Website and app data records:
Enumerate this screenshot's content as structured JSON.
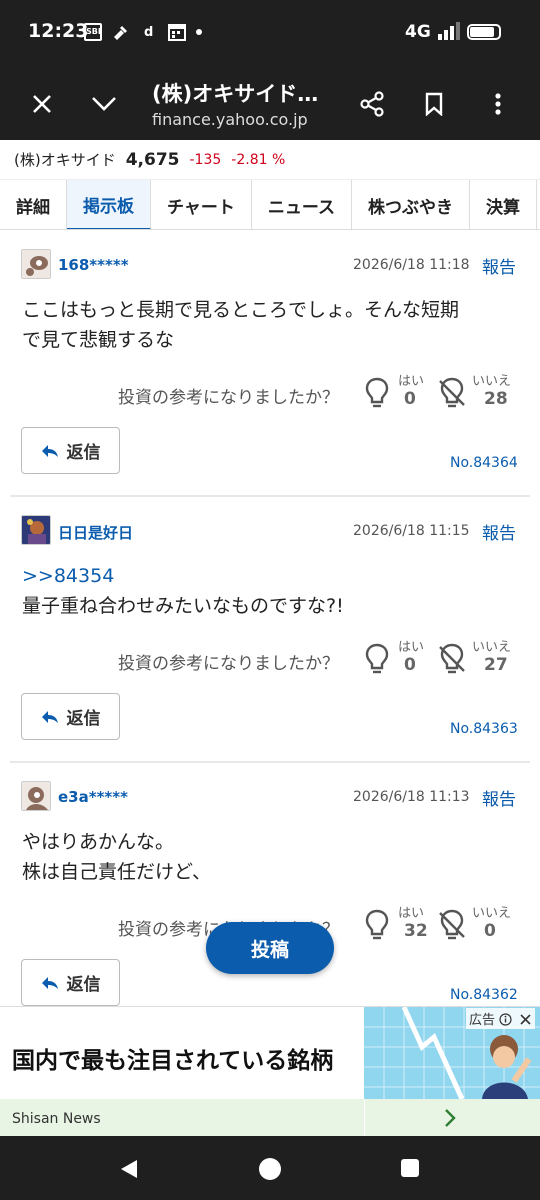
{
  "status_bar": {
    "time": "12:23",
    "network": "4G",
    "icons": [
      "sbi-icon",
      "tool-icon",
      "docomo-icon",
      "calendar-icon"
    ]
  },
  "browser": {
    "title": "(株)オキサイド…",
    "url": "finance.yahoo.co.jp"
  },
  "stock": {
    "name": "(株)オキサイド",
    "price": "4,675",
    "change": "-135",
    "change_pct": "-2.81 %"
  },
  "tabs": [
    {
      "label": "詳細"
    },
    {
      "label": "掲示板",
      "active": true
    },
    {
      "label": "チャート"
    },
    {
      "label": "ニュース"
    },
    {
      "label": "株つぶやき"
    },
    {
      "label": "決算"
    }
  ],
  "common": {
    "report_label": "報告",
    "helpful_question": "投資の参考になりましたか？",
    "yes_label": "はい",
    "no_label": "いいえ",
    "reply_label": "返信"
  },
  "posts": [
    {
      "user": "168*****",
      "date": "2026/6/18 11:18",
      "ref": "",
      "lines": [
        "ここはもっと長期で見るところでしょ。そんな短期",
        "で見て悲観するな"
      ],
      "yes": "0",
      "no": "28",
      "number": "No.84364"
    },
    {
      "user": "日日是好日",
      "date": "2026/6/18 11:15",
      "ref": ">>84354",
      "lines": [
        "量子重ね合わせみたいなものですな?!",
        ""
      ],
      "yes": "0",
      "no": "27",
      "number": "No.84363"
    },
    {
      "user": "e3a*****",
      "date": "2026/6/18 11:13",
      "ref": "",
      "lines": [
        "やはりあかんな。",
        "株は自己責任だけど、"
      ],
      "yes": "32",
      "no": "0",
      "number": "No.84362"
    }
  ],
  "post_button": "投稿",
  "ad": {
    "headline": "国内で最も注目されている銘柄",
    "source": "Shisan News",
    "label": "広告"
  },
  "colors": {
    "accent": "#0b5cad",
    "down": "#d0021b",
    "dark_bar": "#1f1f1f"
  }
}
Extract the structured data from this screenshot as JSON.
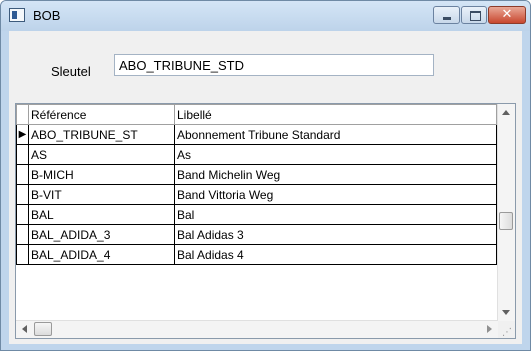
{
  "window": {
    "title": "BOB",
    "close_glyph": "✕"
  },
  "form": {
    "sleutel_label": "Sleutel",
    "key_value": "ABO_TRIBUNE_STD"
  },
  "grid": {
    "columns": [
      "Référence",
      "Libellé"
    ],
    "current_row_indicator": "▶",
    "rows": [
      {
        "reference": "ABO_TRIBUNE_ST",
        "libelle": "Abonnement Tribune Standard",
        "current": true
      },
      {
        "reference": "AS",
        "libelle": "As",
        "current": false
      },
      {
        "reference": "B-MICH",
        "libelle": "Band Michelin Weg",
        "current": false
      },
      {
        "reference": "B-VIT",
        "libelle": "Band Vittoria Weg",
        "current": false
      },
      {
        "reference": "BAL",
        "libelle": "Bal",
        "current": false
      },
      {
        "reference": "BAL_ADIDA_3",
        "libelle": "Bal Adidas 3",
        "current": false
      },
      {
        "reference": "BAL_ADIDA_4",
        "libelle": "Bal Adidas 4",
        "current": false
      }
    ]
  },
  "colors": {
    "title_bar": "#bfd5ec",
    "client_background": "#f0f0f0",
    "close_button": "#c8472e"
  }
}
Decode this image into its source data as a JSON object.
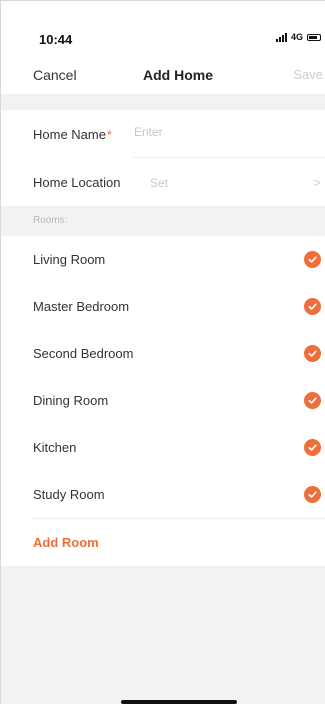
{
  "status": {
    "time": "10:44",
    "network": "4G"
  },
  "nav": {
    "cancel": "Cancel",
    "title": "Add Home",
    "save": "Save"
  },
  "form": {
    "home_name_label": "Home Name",
    "required_mark": "*",
    "home_name_placeholder": "Enter",
    "home_location_label": "Home Location",
    "home_location_value": "Set",
    "chevron": ">"
  },
  "rooms": {
    "header": "Rooms:",
    "items": [
      {
        "label": "Living Room",
        "checked": true
      },
      {
        "label": "Master Bedroom",
        "checked": true
      },
      {
        "label": "Second Bedroom",
        "checked": true
      },
      {
        "label": "Dining Room",
        "checked": true
      },
      {
        "label": "Kitchen",
        "checked": true
      },
      {
        "label": "Study Room",
        "checked": true
      }
    ],
    "add_label": "Add Room"
  },
  "colors": {
    "accent": "#ef6e3a",
    "background": "#f2f2f4"
  },
  "icons": [
    "signal-icon",
    "battery-icon",
    "chevron-right-icon",
    "check-icon"
  ]
}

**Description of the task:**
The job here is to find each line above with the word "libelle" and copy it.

**Response to this task:**
        "libelle": "Abonnement Tribune Standard",
        "libelle": "As",
        "libelle": "Band Michelin Weg",
        "libelle": "Band Vittoria Weg",
        "libelle": "Bal",
        "libelle": "Bal Adidas 3",
        "libelle": "Bal Adidas 4",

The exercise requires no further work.